Many speakers spoke about the model on restructuring the Councils offered by Senator Pappas and Representative Laine and discussed in the House on March 17, 2015.

There was a brief discussion by Senators. Senator Dave Thompson expressed concerns about creating a new state agency to which Senator Torres Ray responded that she developed this system in order to make sure the voice of the councils were given the proper attention within the state system. She was open to the form this new agency could take. There was a motion offered by Senator Thompson to table the bill which was defeated.

Dr. Bruce Corrie, a community economist encouraged the legislators to view the ethnic communities as economic assets symbolized by buying power over $12 billion dollars and posed the question: Who is representing these economic interests? He stated that the Judicial Commission on Redistricting had received the testimony of OneMN.org on a similar question and responded with legislative boundaries that maximized the possibilities for representation of these interests in the state. That is why the decision on the structure of the councils was so important as they would help bring cultural intelligence and diversity to Minnesota’s policies, personnel, programs and institutions.

Dr. Corrie, shared some core principles that legislators were encouraged to keep in mind (listed below) as they crafted the shape of the councils.

Before the committee voted on the proposals, Senator Pappas, President of the Minnesota Senate made an eloquent speech on how she greatly appreciated the voices of people who cared enough and came out to participate in the hearing. She saw great talent and potential in the ALANA communities and hoped she would see more ALANA people running for elected office. She spoke about the many bills she is authoring because of the ALANA community members visiting and engaging with her on policy issues. She expressed commitment to keep the dialogue open on developing a shared vision on the future of the councils.

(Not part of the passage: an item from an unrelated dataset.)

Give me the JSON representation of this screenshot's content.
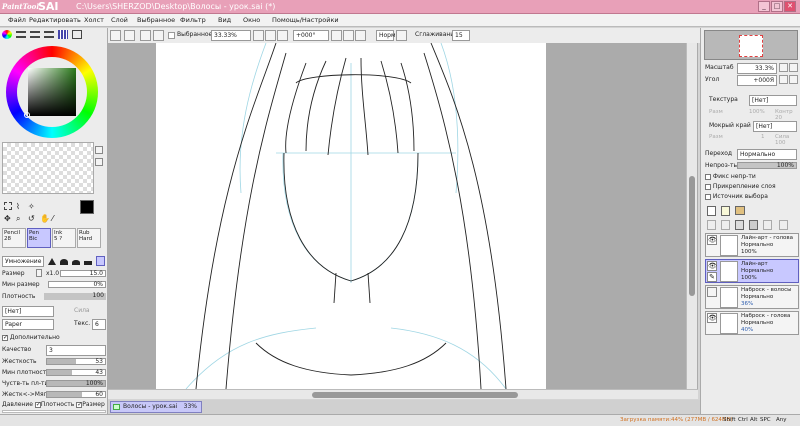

SF 1823 was voted to move on the committee process.

Community leaders were seen engaged in deep conversations after the hearing.

Principles and Framework for Ethnic Councils

 

Integrates the diversity of experience, immigration status and economic status of the ALANA community in Minnesota.

Integrated into the executive and legislative branches of government to help bring cultural intelligence into the policy infrastructure of the state.

Funded to adequately conduct their duties

Independence  to be able to articulate the voice of the community without fear of political retribution

Develops a strategic long term plan and commitment to grow the assets of the ALANA community in consultation with the community

Develops annual list of priorities of the community after state-wide hearings and works with legislators, Governor and state agencies to implement these priorities.

Produce nonpartisan and timely data, policy briefs, testimony to the executive, legislative and community on critical issues facing the ALANA community

Provides an annual report to the legislature, Governor and the Community on effectiveness in achieving annual priorities established.

Has a board that has technical expertise and community connectedness that provides support and strategic guidance to the executive director (s) and engage effectively with all branches of government.

Selection of board and staff on the ability to execute the above vision

Bruce P. Corrie, PhD

The above principles were developed after conversations with many community members on the future of the councils and the ideas they offered. These include comments by Brett Buckner, Ruby Lee, Tera Cole, Jeff Martin, Reva Chamblis, Terri Thao, Thaomee Xiong, Mukhtar Thakur, Adeel Lari, Sia Her, Edward McDonald, Hector Garcia, Jean Lee, Bauz Nengchu, Shanti Shah, Silvy Un, Shoua Lee, Nick Ngo, Diane Tran, Ananda Liyanapathiranage, Fartun Weli, Dr. Cheryl Chatman, Dr. Sam Myers, Jr., Rebecca Sedarski and Annastacia Belladonna-Carrera, including forums hosted by Senator Torres Ray and the Coalition of Asian American Leaders (CAAL). .